Overview: James Bond Themes, Ranked (Part One)

by Nicholas Tristan, Features Editor


23. All Time High - Rita Coolidge (from “Octopussy”)

What, they didn’t have the courage to write a song called “Octopussy”? This turgid dirge of a ballad pairs perfectly with one of the low points in the franchise, the goofy and stagey Octopussy. Not worth revisiting, or even bothering to look up who Rita Coolidge is.


22. License to Kill - Gladys Knight

Gladys Knight is an industry legend, which is why foisting an unpleasant 80s ballad on her is one of the gravest crimes in Bond history. Knight’s voice has barely any recognizable character on the song, and the album eschews the lush orchestrations found on other Bond songs for boring synths. Boring.


21. Die Another Day - Madonna

Madonna recorded “Die Another Day” at around the same time she was making the worst album of her career, so it’s not entirely surprising that “Die Another Day” is a garbage fire of a song. There’s no discernable point of view in the song, just a heavily-distorted Madonna sonically writhing around the track. Again, this song is a good pairing to the movie with the invisible car. Sigh.


20. The Man with the Golden Gun - Lulu

Lulu is a Scottish singer who, all things considered, is pretty good. “To Sir With Love” is a stone cold classic, and I have a soft spot for her cover of “Shout”. That being said, she’s saddled with an utterly uninspiring track in “The Man with the Golden Gun”, a forgettable piece of 70s pop pablum.


19. Writing’s on the Wall - Sam Smith (from “Spectre”)

Sam Smith isn’t a bad choice to do a Bond song, but he was a bad choice to record the “Skyfall”-aping, chorus-less mess that is “Writing’s on the Wall”. The song somehow won an Oscar (over The Weeknd’s superior “Worth It”, which had the fact it was written for Fifty Shades of Grey working against it), but it’s definitely on the low-end of quality of a Bond song. Hopefully the next Bond track mixes up the formula a bit (Beyonce?).


18. For Your Eyes Only - Sheena Easton

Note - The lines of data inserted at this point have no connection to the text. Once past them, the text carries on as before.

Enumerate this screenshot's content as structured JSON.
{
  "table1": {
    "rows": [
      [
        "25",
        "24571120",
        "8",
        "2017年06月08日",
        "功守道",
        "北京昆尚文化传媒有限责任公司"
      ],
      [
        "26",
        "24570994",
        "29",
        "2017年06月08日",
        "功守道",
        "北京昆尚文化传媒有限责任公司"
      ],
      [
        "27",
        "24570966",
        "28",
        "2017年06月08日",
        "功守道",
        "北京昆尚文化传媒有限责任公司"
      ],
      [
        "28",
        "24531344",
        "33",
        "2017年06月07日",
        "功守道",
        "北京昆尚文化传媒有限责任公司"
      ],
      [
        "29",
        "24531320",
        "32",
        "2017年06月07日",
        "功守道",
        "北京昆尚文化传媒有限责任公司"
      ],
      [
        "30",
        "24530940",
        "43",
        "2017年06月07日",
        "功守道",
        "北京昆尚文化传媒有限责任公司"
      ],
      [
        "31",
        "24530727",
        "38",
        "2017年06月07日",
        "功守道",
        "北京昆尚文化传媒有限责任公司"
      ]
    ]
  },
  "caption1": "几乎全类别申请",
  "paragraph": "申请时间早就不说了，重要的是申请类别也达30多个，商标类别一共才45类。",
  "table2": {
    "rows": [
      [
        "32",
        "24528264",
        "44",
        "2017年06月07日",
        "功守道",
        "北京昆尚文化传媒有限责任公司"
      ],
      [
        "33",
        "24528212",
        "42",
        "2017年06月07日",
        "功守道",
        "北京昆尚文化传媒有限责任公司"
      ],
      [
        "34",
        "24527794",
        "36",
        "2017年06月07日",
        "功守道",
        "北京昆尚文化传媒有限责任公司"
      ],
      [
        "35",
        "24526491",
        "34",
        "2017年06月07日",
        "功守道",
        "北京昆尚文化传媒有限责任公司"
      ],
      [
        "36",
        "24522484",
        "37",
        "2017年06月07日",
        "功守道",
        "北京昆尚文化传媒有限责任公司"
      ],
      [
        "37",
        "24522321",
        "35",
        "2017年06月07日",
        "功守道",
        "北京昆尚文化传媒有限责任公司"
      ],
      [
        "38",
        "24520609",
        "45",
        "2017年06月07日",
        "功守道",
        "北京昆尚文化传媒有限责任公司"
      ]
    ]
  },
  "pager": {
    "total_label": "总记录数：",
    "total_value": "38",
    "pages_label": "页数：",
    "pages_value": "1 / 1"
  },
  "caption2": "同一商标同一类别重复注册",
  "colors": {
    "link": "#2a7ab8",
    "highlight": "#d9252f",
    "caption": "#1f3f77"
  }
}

Sheena Easton was a sex symbol for a certain generation of people, but it certainly wasn’t on account of her wholly average voice. “For Your Eyes Only” isn’t a terrible song (it also won an Oscar), but it’s aggressively mediocre. A good Bond ballad is difficult to do, particularly one that’s just a straight up love song -- but we’ll get to those eventually.


17. Moonraker - Shirley Bassey

Moonraker the film may be trash, but Shirley Bassey’s theme song is...not awful. Definitely the worst of the three songs Dame Bassey recorded for the franchise, but not execrable like some of the earlier entries on this list. “Moonraker” is a straight up love ballad in the mode of “For Your Eyes Only”, but it just works a little bit better, enhanced by Shirley Bassey’s gorgeous, sweeping voice and a classic John Barry orchestration.


16. Another Way to Die - Jack White and Alicia Keys (from “Quantum of Solace”)

One of the great tragedies of the Bond franchise is that the brilliant Amy Winehouse, who seems like she was engineered in a lab to do a Bond theme, never got to record one. The plan was to have her record a song for Quantum of Solace, but plans fell through and Jack White and Alicia Keys were wrangled to perform the forgettable, but not wholly awful, “Another Way to Die”. Interestingly enough, Jack White recorded a song later that would have made a much, much better Bond’s song -- “Two Against One”, from Danger Mouse’s album Rome.


15. From Russia with Love - John Barry Orchestra

A beautiful John Barry orchestration! Not much to say about this one.


14. Thunderball - Tom Jones

Tom Jones is a bit of an unconventional choice to do a Bond theme, but it mostly works. The velvet-voiced Welsh singer certainly gives “Thunderball” his all, belting the words with the passion and integrity of the only man on the planet who could have sold “What’s New Pussycat?” It’s on the camp side, but what is James Bond without a little camp?


13. Tomorrow Never Dies - Sheryl Crow

Yes yes, KD Lang has a superior song on the Tomorrow Never Dies soundtrack, the gorgeous “Surrender”. But I’ll stand up for Sheryl Crow’s surprisingly sweeping “Tomorrow Never Dies”, which features the iconic 90s singer giving strong vocal performance amidst a lush Barry orchestration. We’re getting into the good stuff, now!



Nicholas Tristan is a Toronto-based writer, producer, composer, and podcaster. He is the Board Chair for Over Easy Airwaves, a digital broadcasting networking specializing in the weird and the wacky.